Today was an amazing day of welding and working with kids. The projects ranged from functional to useless. From playful to on the edge of high art. The kids were focused, persistent and kind. It was the best kind of day.
We keep our intro short. Kids aren't hear to listen to adults talk. They are here to make stuff. A little speech on how cool welding is (seriously, 4,800 degrees is a neat amount of degrees), a reasonable amount of time describing all the ways you can get injured (sun burn on the skin or cornea of the eye, electrocution, burning skin by touching hot material, burning cloths from flying embers, ect), and some time on mitigating these dangers (face masks, long sleeve shirts, fire resistant aprons, procedural calls, ect) and we were off.
The first step is always exploring the tools.

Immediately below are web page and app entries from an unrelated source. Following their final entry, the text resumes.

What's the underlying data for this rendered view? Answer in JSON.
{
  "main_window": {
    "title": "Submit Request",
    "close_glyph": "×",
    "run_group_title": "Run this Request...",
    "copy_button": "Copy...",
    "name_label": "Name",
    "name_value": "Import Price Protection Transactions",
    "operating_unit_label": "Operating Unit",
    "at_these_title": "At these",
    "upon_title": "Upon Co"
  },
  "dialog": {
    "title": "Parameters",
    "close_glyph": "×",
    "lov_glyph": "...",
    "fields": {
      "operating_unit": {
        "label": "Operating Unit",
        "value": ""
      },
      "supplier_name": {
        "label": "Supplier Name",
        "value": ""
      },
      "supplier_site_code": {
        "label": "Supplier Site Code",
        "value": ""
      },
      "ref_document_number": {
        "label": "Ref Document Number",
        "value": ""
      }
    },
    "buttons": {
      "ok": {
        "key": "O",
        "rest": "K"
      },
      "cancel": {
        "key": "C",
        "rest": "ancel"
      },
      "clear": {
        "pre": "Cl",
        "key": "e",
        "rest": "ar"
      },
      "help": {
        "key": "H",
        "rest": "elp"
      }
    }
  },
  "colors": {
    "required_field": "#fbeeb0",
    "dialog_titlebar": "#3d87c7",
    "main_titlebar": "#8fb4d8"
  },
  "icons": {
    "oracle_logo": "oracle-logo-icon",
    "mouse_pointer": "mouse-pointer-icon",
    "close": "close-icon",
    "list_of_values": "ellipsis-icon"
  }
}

From there we play with the materials. We like to call this sketching, but don't get the wrong impression. Sketching is not inherently a pen and paper exercise. For us is it the roughest prototype and an externalization of idea's to increase our understanding of what we are trying, and make communicating our ideas to others easier.
From there, we just make. We make and we make and we make. Cutting, welding, grinding. Designing, trying ideas and reshaping our ideas to fit what's possible. It's world that mixes new possibilities with real and sometimes frustrating constraints. This group faced each and everyone of those constraints with flexibility and enthusiasm.
One particularly excellent moment in the day was when one of the welders jammed. With incredible disappointment in their tone, one child asked "Does this mean we just go home now?". It was one of our most delightful learning moment's to be able to say "No, we don't go home, we fix the broken machine." It was a chance for one of our collaborators to model the problem solving and persistence required in real project management and execution. What ever is stopping you from solving your problem is your new problem now. So we fixed it and kept welding.
What is hard to get across is the sheer quantity and quality of things that where made in just 5 short hours. Here is a brief gallery of work. There are also a lot more photos here